Genes, those carriers of heredity, have turned out to be great gadabouts. Not only do they jump about within a species, but also between species, especially the simple prokaryotic organisms, such as bacteria. It is now well accepted that genes flow between different species of bacteria in physical contact, thus stirring the evolutionary pot. Until recently, scientists believed that the higher organisms, the eukaryotic species, including you and me, did not indulge in such "horizontal" traffic between species. But a few cases have now been found, one involving humans and a microorganism associated with tumors. And the search is just beginning, as biologists look for something they never thought of looking for before.

(Lewin, Roger; "Can Genes Jump between Eukaryotic Species?" Science, 217:42, 1982.)
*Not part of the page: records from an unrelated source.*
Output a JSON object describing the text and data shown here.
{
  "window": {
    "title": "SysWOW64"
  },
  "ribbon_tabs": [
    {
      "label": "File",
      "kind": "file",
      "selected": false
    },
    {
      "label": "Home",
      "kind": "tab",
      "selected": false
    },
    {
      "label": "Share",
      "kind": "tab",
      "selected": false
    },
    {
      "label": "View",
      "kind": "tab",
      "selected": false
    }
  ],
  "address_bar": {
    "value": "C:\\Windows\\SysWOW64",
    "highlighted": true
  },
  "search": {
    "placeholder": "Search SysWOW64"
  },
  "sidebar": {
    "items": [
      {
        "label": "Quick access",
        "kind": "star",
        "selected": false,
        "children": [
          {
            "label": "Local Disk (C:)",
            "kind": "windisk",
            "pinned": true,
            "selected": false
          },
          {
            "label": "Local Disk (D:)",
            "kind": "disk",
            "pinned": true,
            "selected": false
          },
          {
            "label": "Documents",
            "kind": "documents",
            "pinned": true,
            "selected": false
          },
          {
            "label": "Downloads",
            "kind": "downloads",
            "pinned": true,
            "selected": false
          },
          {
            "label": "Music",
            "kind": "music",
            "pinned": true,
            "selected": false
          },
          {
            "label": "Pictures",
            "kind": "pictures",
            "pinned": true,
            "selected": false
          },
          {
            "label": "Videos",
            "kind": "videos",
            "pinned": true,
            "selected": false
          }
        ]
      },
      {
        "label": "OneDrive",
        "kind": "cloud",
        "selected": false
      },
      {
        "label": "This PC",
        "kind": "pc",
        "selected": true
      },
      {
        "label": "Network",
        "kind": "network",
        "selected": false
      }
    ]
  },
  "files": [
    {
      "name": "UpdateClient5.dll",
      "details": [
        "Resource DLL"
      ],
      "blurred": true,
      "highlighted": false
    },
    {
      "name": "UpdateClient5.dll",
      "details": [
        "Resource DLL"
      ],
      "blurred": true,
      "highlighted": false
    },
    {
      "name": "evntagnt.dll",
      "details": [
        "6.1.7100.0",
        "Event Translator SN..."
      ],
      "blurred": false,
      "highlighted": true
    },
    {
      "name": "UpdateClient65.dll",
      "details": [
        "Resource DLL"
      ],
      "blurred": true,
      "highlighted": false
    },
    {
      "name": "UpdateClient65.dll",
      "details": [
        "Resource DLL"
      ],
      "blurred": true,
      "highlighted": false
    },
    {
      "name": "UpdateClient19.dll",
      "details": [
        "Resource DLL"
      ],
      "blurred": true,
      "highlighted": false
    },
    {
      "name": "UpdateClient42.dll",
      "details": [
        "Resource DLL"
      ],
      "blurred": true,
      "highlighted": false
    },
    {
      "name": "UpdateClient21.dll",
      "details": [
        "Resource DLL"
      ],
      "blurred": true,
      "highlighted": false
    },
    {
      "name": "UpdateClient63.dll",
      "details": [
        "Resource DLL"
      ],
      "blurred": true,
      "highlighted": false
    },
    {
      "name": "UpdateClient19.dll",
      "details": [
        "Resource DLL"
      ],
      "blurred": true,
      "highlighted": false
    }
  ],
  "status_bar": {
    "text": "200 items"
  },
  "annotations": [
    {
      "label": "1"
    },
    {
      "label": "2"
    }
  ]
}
Comment. This apparent short-circuiting of classical heredity channels supports the radical notion that evolutionary blueprints may be transmitted between divergent species. In the long view, may-be we should not malign viruses, germs, and biting insects!

From Science Frontiers #23, SEP-OCT 1982. 1982-2000 William R. Corliss